The cost of NHS prescriptions in England will rise 2.4% from April 1 2017.

This will mean the price of a single prescription will increase from £8.40 to £8.60 – a 20p rise.

The change only applies to prescriptions in England. In Scotland, Wales and Northern Ireland everyone gets free prescriptions.

Check if you qualify for free prescriptions

In England, you can get access to free prescriptions if you are:

  • Under 16 or over 60;
  • You’re 16-18 and in full-time education;
  • You’re pregnant or have had a baby in the last 12 months (and have a valid Maternity Exemption Certificate);
  • You're doctor has prescribed contraceptives;
  • You’re an NHS inpatient;
  • You have a War Pension Exemption Certificate;
  • You or your partner receive Income Support, Income-based jobseeker’s allowance, Income-related Employment and Support Allowance, Pension Credit Guarantee Credit or Universal Credit;
  • You have a Medical Exemption Certificate (which is given to those with illnesses like cancer or a severe disability).

If you qualify for free prescriptions, you just need to fill in the back of the form at the pharmacists.

Get a Prescription Payment Certificate (PPC)

A Prescription Payment Certificate (PPC) can help you save money if you need multiple prescriptions for your health.

It essentially acts as a season pass that allows unlimited prescriptions for a one-off cost for a set period of three or 12 months. The good news is the cost of these have been frozen.

A three-month PPC will set you back £29.10, so makes sense if you think you will need to get four or more prescriptions within this time.
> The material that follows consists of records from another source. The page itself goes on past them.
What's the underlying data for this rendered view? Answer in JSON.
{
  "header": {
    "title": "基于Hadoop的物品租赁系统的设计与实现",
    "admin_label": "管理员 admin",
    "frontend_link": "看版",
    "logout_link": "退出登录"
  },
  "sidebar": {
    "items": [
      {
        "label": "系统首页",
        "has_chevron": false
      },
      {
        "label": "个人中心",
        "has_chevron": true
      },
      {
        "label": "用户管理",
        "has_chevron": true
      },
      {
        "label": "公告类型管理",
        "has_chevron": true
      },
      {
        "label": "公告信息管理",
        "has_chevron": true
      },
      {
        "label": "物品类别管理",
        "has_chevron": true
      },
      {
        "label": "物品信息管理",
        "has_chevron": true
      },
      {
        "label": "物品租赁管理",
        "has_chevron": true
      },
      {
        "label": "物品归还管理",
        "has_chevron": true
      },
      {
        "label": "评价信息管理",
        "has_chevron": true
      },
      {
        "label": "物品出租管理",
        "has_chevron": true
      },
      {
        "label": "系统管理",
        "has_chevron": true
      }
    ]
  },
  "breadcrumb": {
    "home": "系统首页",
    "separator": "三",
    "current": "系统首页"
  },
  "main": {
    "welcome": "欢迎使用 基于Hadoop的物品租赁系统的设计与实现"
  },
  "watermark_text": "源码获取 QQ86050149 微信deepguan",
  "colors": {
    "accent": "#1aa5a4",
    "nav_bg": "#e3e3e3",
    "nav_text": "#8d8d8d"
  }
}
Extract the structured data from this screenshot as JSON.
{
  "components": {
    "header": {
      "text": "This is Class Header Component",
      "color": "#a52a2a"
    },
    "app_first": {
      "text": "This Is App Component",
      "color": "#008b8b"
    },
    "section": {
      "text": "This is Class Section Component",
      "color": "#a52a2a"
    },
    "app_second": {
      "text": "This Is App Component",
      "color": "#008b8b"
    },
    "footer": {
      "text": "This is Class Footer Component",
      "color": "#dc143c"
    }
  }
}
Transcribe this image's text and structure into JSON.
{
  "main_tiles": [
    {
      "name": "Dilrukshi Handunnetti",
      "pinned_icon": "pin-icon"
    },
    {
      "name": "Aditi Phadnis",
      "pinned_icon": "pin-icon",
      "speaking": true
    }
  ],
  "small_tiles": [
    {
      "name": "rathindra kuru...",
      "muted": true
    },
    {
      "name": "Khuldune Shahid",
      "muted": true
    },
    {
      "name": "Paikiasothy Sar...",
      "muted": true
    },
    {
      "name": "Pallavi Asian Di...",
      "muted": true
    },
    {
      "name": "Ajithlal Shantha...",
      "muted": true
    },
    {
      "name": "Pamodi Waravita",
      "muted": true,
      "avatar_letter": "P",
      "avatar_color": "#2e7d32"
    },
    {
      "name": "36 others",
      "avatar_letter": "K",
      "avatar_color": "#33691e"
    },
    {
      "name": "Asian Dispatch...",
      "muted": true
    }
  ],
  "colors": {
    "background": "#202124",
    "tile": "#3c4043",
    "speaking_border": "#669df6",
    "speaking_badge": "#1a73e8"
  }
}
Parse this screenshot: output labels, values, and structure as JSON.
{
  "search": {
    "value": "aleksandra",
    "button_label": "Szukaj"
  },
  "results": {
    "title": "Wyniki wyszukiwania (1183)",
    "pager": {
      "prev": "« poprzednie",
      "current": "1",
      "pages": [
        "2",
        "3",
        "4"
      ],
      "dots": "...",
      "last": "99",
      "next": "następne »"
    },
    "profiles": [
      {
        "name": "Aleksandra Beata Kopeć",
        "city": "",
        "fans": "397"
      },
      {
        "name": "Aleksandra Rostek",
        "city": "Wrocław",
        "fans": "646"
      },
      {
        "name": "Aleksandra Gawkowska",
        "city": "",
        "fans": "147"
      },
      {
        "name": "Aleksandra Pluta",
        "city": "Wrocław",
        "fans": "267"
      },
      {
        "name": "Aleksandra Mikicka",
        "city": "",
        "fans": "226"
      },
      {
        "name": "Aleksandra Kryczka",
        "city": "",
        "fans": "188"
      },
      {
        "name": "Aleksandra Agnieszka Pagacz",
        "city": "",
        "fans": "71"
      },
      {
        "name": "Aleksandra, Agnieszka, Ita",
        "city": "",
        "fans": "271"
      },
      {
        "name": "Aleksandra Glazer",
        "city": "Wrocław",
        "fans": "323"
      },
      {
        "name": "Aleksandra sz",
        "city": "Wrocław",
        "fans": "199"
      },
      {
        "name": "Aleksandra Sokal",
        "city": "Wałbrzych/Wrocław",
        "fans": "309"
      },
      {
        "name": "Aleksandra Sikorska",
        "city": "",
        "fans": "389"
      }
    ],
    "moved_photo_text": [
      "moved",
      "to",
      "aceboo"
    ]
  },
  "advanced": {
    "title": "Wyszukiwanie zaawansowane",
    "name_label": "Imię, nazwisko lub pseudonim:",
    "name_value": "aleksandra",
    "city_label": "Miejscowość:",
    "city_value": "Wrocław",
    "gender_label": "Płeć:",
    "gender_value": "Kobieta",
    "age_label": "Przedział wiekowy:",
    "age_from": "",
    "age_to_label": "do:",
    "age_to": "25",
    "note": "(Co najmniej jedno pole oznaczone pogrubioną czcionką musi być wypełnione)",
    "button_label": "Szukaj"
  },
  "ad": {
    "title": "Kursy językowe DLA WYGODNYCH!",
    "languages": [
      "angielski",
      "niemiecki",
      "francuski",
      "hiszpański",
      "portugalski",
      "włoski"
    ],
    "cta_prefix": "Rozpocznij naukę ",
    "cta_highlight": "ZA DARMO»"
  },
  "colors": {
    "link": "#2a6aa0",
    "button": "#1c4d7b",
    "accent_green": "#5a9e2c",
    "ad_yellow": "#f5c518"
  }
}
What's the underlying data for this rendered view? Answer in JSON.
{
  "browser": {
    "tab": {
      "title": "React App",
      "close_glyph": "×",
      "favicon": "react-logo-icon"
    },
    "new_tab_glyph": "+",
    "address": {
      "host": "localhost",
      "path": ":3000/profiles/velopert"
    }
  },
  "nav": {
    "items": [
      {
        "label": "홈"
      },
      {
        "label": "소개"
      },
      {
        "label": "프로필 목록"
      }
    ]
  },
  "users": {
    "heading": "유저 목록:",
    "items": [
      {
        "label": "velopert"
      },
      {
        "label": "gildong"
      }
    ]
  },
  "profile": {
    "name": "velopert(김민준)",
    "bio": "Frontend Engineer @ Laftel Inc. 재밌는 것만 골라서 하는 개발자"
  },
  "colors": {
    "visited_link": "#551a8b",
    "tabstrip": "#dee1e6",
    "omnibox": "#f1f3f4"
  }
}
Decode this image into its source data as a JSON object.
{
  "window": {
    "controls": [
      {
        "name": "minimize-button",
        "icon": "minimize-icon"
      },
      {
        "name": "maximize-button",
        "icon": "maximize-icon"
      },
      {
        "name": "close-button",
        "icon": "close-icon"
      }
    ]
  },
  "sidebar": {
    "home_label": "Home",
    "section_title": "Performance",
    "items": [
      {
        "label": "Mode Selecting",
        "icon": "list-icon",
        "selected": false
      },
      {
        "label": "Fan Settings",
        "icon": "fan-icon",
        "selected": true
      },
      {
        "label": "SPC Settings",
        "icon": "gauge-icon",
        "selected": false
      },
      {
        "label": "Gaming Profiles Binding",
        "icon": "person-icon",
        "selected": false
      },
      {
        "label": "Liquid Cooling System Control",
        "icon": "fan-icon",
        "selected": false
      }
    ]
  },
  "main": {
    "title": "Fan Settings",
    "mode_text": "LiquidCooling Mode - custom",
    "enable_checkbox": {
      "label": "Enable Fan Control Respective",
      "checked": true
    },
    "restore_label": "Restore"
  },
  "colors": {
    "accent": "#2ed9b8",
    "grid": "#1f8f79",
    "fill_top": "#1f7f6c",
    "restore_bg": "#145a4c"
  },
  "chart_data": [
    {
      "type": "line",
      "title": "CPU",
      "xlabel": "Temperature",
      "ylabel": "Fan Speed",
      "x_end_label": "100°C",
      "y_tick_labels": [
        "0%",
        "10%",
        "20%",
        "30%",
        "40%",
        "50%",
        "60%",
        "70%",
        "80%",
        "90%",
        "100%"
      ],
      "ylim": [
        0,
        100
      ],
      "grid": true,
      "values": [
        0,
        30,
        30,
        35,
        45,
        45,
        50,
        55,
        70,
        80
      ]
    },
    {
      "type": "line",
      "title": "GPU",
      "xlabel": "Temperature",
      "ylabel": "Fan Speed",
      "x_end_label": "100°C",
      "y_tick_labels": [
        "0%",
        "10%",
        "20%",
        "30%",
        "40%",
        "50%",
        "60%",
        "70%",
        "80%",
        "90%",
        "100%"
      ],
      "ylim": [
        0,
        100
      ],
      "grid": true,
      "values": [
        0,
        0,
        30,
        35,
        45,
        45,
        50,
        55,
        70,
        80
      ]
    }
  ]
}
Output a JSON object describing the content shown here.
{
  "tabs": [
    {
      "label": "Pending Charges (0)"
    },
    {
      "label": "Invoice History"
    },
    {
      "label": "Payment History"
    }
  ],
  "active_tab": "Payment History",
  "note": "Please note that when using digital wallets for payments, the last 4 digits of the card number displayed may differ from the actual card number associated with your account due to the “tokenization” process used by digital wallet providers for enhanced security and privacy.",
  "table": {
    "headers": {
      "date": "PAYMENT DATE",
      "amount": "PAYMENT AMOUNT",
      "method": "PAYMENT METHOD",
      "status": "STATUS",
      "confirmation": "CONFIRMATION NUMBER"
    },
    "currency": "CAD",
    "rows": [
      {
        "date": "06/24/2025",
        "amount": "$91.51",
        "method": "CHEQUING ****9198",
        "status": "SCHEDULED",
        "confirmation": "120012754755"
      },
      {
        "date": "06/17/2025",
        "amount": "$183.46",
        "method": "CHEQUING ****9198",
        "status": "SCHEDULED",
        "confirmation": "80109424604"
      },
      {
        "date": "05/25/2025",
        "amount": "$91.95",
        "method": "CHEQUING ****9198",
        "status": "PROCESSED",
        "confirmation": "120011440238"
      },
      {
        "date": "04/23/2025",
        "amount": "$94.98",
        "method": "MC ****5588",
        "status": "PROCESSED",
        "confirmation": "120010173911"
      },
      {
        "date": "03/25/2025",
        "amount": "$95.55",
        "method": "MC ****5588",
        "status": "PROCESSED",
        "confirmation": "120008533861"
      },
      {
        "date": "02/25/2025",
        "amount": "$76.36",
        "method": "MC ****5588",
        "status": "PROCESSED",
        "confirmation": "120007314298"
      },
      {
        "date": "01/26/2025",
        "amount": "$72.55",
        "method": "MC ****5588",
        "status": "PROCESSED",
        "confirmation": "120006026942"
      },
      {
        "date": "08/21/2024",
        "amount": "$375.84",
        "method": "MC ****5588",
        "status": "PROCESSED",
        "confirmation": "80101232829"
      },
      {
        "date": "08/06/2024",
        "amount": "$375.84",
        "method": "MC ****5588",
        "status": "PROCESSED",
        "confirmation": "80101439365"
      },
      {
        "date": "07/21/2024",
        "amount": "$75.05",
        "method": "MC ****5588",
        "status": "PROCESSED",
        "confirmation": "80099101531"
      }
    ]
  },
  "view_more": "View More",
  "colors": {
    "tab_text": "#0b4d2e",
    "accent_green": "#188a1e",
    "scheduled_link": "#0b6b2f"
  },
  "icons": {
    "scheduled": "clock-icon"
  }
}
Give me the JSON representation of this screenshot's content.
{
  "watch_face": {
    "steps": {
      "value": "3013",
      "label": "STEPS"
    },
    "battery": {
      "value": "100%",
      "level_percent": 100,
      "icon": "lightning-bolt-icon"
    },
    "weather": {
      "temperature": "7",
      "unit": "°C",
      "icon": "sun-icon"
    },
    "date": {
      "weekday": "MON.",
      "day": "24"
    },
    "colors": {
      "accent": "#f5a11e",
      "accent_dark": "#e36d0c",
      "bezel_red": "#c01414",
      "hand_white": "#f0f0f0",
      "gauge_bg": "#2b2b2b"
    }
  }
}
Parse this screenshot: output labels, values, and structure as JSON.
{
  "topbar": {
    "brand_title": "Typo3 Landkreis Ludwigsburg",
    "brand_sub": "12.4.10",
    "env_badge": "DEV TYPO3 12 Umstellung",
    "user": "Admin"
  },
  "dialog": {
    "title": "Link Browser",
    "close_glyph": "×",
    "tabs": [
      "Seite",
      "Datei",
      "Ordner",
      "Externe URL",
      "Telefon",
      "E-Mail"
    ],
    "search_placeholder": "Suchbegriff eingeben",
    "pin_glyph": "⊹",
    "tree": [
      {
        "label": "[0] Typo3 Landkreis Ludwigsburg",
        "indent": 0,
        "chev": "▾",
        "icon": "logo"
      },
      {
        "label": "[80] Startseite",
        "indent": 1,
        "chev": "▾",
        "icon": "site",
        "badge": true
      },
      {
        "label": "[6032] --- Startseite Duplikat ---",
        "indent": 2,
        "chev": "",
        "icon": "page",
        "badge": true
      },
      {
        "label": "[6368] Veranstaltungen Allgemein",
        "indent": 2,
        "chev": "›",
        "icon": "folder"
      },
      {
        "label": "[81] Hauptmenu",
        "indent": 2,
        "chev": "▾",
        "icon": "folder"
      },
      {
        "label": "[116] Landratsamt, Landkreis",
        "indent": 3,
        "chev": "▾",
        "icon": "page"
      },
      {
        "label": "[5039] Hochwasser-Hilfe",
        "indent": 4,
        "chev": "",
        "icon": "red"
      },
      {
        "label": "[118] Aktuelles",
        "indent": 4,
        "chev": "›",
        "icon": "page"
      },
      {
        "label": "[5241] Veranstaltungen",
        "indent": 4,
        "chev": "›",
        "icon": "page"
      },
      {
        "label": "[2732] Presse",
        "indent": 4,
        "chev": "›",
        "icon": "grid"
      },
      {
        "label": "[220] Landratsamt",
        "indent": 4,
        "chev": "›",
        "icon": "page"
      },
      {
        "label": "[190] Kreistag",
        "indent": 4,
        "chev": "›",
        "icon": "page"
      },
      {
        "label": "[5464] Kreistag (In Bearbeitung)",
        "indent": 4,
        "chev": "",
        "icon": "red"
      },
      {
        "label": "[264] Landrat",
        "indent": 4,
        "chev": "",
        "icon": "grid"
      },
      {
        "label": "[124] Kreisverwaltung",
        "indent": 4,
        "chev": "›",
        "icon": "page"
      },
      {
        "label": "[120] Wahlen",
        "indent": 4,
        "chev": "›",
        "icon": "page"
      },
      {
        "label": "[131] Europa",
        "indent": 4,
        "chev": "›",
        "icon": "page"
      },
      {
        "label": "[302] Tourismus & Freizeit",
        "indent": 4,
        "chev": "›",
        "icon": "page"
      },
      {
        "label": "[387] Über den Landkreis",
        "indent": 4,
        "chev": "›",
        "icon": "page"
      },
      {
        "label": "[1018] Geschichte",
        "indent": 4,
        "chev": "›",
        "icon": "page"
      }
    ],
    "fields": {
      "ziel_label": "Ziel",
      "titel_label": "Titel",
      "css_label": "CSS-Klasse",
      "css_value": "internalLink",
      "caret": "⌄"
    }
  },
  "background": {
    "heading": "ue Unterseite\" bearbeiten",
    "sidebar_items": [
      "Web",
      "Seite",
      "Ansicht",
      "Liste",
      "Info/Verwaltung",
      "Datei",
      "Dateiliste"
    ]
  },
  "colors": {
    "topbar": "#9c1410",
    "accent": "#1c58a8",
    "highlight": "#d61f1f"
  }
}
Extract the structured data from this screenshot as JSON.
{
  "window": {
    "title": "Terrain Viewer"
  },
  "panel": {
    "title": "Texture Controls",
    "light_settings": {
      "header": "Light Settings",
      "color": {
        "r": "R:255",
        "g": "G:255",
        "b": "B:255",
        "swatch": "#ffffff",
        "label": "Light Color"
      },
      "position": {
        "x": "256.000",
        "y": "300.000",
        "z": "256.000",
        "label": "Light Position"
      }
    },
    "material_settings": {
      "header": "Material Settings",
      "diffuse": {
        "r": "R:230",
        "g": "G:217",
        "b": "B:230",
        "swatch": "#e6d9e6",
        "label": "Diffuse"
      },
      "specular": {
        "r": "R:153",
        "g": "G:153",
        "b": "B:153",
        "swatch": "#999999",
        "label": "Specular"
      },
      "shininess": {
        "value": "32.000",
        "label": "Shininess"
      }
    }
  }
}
An annual PPC costs £104 so is worth going for if you need 14 or more prescriptions over a 12-month period.

You can pay in 10 monthly installments if you choose to go for the 12-month PPC, which means you will pay £10.40 a month to get unlimited prescriptions from your doctor.

You can order a PPC online or call 0300 330 1341.

Don’t always use a prescription 

The cost of a prescription is charged at a flat rate of £8.40 per item (£8.60 from April), which applies no matter the type of medication you order.

But if you’re prescribed over the counter medication like painkillers or eczema creams it may be cheaper to buy them outright than paying £8.40/£8.60 for a prescription given to you by your doctor.

A 500ml tub of Aqueous cream for example is £4.39 at Boots, so using a prescription could leave you out of pocket.

Ask for a bigger prescription

If your prescription is for something that you will need repeatedly and there’s no risk of it expiring before you finish it, you could ask your doctor for a bigger prescription to make it worthwhile.

So rather than 500g of Aqueous cream you could get 1kg on the same prescription.

Shop around for over-the-counter medication

If you’re going to buy your over-the-counter medication without a prescription, make sure you compare prices.

Apart from big names like Boots and LloydsPharmacy, you might be able to save with an online pharmacy like Chemist Direct.

Try subscribe and save

For over the counter medications you need regularly you might be able to save by subscribing.

Amazon’s Subscribe and Save for example allows you to save 5%-15% when you regularly make orders of the same product to the same address.

[Read more:  11 simple steps to make you £13,000 richer]

Swap branded for own-brand medicines

Branded medicines from the likes of Neurofen or Clarityn usually attract a huge mark-up compared to generic or own-brand versions.

Last year a study found that a box of Nurofen Ibuprofen painkillers costs an average of £2.01 for 16 tablets, but generic alternatives offered by supermarkets like Tesco could be bought for just 30p.

As long as the ‘active’ ingredients are the same, the medicine will have the same effect, just watch out for other non-active ingredients for anything you may be allergic to.

Swapping could save you money on over-the-counter medications like painkillers, hay fever medication, vitamins and aspirin.